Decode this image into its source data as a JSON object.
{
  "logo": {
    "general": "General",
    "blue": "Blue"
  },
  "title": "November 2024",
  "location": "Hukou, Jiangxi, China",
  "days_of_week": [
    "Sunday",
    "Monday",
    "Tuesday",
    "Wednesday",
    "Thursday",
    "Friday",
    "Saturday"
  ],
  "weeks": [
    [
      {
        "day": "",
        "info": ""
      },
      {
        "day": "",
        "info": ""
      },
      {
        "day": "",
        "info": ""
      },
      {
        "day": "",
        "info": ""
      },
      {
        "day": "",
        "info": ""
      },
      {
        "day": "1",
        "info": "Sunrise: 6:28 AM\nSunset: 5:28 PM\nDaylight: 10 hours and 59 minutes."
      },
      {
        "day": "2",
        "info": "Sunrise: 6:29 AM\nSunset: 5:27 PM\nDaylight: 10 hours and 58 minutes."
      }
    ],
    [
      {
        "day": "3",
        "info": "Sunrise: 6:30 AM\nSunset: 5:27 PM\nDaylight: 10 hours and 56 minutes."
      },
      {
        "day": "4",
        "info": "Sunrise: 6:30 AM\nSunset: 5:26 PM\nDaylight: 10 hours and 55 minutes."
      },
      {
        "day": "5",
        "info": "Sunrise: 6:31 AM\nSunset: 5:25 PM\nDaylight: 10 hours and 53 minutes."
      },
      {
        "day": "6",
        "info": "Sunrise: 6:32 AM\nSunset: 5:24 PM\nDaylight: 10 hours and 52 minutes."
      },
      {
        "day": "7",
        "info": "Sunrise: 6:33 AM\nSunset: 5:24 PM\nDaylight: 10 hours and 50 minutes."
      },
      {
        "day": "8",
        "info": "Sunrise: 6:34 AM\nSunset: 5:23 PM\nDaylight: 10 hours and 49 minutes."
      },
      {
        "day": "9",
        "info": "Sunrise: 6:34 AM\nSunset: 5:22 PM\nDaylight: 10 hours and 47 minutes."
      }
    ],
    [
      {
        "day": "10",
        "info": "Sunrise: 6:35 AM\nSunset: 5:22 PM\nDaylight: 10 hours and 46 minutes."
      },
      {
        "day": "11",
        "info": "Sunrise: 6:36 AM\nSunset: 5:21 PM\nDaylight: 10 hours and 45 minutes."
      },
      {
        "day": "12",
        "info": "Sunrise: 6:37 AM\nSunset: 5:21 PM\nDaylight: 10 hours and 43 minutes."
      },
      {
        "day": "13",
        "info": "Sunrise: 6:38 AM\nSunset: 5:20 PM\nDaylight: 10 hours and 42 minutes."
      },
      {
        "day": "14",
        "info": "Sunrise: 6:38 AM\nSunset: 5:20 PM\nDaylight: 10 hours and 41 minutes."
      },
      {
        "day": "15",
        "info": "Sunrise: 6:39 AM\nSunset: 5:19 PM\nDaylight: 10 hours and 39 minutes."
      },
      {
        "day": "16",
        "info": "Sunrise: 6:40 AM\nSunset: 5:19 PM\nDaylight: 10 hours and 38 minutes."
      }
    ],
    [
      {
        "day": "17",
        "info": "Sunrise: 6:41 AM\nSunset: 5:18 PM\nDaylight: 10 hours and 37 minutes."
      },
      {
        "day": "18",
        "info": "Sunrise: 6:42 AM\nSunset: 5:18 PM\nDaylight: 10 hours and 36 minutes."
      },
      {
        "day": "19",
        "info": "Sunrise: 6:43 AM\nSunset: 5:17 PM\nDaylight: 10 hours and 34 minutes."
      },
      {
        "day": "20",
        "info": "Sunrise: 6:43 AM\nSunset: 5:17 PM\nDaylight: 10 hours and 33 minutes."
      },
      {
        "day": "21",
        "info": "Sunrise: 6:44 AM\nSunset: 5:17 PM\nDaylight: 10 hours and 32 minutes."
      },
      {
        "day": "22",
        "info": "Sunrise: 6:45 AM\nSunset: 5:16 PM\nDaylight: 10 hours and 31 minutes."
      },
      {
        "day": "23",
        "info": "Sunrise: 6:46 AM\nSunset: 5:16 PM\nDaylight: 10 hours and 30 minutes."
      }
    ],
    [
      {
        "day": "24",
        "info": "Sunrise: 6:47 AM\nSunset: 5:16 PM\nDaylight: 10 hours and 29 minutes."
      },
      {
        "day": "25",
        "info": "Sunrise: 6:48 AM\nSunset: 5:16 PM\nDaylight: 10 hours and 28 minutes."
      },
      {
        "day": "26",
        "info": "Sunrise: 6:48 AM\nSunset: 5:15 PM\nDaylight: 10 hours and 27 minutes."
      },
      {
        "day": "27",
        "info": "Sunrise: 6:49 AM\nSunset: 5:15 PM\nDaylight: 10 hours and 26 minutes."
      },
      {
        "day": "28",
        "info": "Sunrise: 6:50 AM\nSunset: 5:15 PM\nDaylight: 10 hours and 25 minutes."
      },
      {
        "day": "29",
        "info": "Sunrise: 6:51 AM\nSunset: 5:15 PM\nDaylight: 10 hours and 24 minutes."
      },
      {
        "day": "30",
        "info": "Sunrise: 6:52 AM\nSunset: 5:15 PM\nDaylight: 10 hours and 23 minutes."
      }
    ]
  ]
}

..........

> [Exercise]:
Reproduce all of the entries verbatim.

> [Task solution]:
Decode this image into its source data as a JSON object.
{
  "logo": {
    "general": "General",
    "blue": "Blue"
  },
  "title": "November 2024",
  "location": "Hukou, Jiangxi, China",
  "days_of_week": [
    "Sunday",
    "Monday",
    "Tuesday",
    "Wednesday",
    "Thursday",
    "Friday",
    "Saturday"
  ],
  "weeks": [
    [
      {
        "day": "",
        "info": ""
      },
      {
        "day": "",
        "info": ""
      },
      {
        "day": "",
        "info": ""
      },
      {
        "day": "",
        "info": ""
      },
      {
        "day": "",
        "info": ""
      },
      {
        "day": "1",
        "info": "Sunrise: 6:28 AM\nSunset: 5:28 PM\nDaylight: 10 hours and 59 minutes."
      },
      {
        "day": "2",
        "info": "Sunrise: 6:29 AM\nSunset: 5:27 PM\nDaylight: 10 hours and 58 minutes."
      }
    ],
    [
      {
        "day": "3",
        "info": "Sunrise: 6:30 AM\nSunset: 5:27 PM\nDaylight: 10 hours and 56 minutes."
      },
      {
        "day": "4",
        "info": "Sunrise: 6:30 AM\nSunset: 5:26 PM\nDaylight: 10 hours and 55 minutes."
      },
      {
        "day": "5",
        "info": "Sunrise: 6:31 AM\nSunset: 5:25 PM\nDaylight: 10 hours and 53 minutes."
      },
      {
        "day": "6",
        "info": "Sunrise: 6:32 AM\nSunset: 5:24 PM\nDaylight: 10 hours and 52 minutes."
      },
      {
        "day": "7",
        "info": "Sunrise: 6:33 AM\nSunset: 5:24 PM\nDaylight: 10 hours and 50 minutes."
      },
      {
        "day": "8",
        "info": "Sunrise: 6:34 AM\nSunset: 5:23 PM\nDaylight: 10 hours and 49 minutes."
      },
      {
        "day": "9",
        "info": "Sunrise: 6:34 AM\nSunset: 5:22 PM\nDaylight: 10 hours and 47 minutes."
      }
    ],
    [
      {
        "day": "10",
        "info": "Sunrise: 6:35 AM\nSunset: 5:22 PM\nDaylight: 10 hours and 46 minutes."
      },
      {
        "day": "11",
        "info": "Sunrise: 6:36 AM\nSunset: 5:21 PM\nDaylight: 10 hours and 45 minutes."
      },
      {
        "day": "12",
        "info": "Sunrise: 6:37 AM\nSunset: 5:21 PM\nDaylight: 10 hours and 43 minutes."
      },
      {
        "day": "13",
        "info": "Sunrise: 6:38 AM\nSunset: 5:20 PM\nDaylight: 10 hours and 42 minutes."
      },
      {
        "day": "14",
        "info": "Sunrise: 6:38 AM\nSunset: 5:20 PM\nDaylight: 10 hours and 41 minutes."
      },
      {
        "day": "15",
        "info": "Sunrise: 6:39 AM\nSunset: 5:19 PM\nDaylight: 10 hours and 39 minutes."
      },
      {
        "day": "16",
        "info": "Sunrise: 6:40 AM\nSunset: 5:19 PM\nDaylight: 10 hours and 38 minutes."
      }
    ],
    [
      {
        "day": "17",
        "info": "Sunrise: 6:41 AM\nSunset: 5:18 PM\nDaylight: 10 hours and 37 minutes."
      },
      {
        "day": "18",
        "info": "Sunrise: 6:42 AM\nSunset: 5:18 PM\nDaylight: 10 hours and 36 minutes."
      },
      {
        "day": "19",
        "info": "Sunrise: 6:43 AM\nSunset: 5:17 PM\nDaylight: 10 hours and 34 minutes."
      },
      {
        "day": "20",
        "info": "Sunrise: 6:43 AM\nSunset: 5:17 PM\nDaylight: 10 hours and 33 minutes."
      },
      {
        "day": "21",
        "info": "Sunrise: 6:44 AM\nSunset: 5:17 PM\nDaylight: 10 hours and 32 minutes."
      },
      {
        "day": "22",
        "info": "Sunrise: 6:45 AM\nSunset: 5:16 PM\nDaylight: 10 hours and 31 minutes."
      },
      {
        "day": "23",
        "info": "Sunrise: 6:46 AM\nSunset: 5:16 PM\nDaylight: 10 hours and 30 minutes."
      }
    ],
    [
      {
        "day": "24",
        "info": "Sunrise: 6:47 AM\nSunset: 5:16 PM\nDaylight: 10 hours and 29 minutes."
      },
      {
        "day": "25",
        "info": "Sunrise: 6:48 AM\nSunset: 5:16 PM\nDaylight: 10 hours and 28 minutes."
      },
      {
        "day": "26",
        "info": "Sunrise: 6:48 AM\nSunset: 5:15 PM\nDaylight: 10 hours and 27 minutes."
      },
      {
        "day": "27",
        "info": "Sunrise: 6:49 AM\nSunset: 5:15 PM\nDaylight: 10 hours and 26 minutes."
      },
      {
        "day": "28",
        "info": "Sunrise: 6:50 AM\nSunset: 5:15 PM\nDaylight: 10 hours and 25 minutes."
      },
      {
        "day": "29",
        "info": "Sunrise: 6:51 AM\nSunset: 5:15 PM\nDaylight: 10 hours and 24 minutes."
      },
      {
        "day": "30",
        "info": "Sunrise: 6:52 AM\nSunset: 5:15 PM\nDaylight: 10 hours and 23 minutes."
      }
    ]
  ]
}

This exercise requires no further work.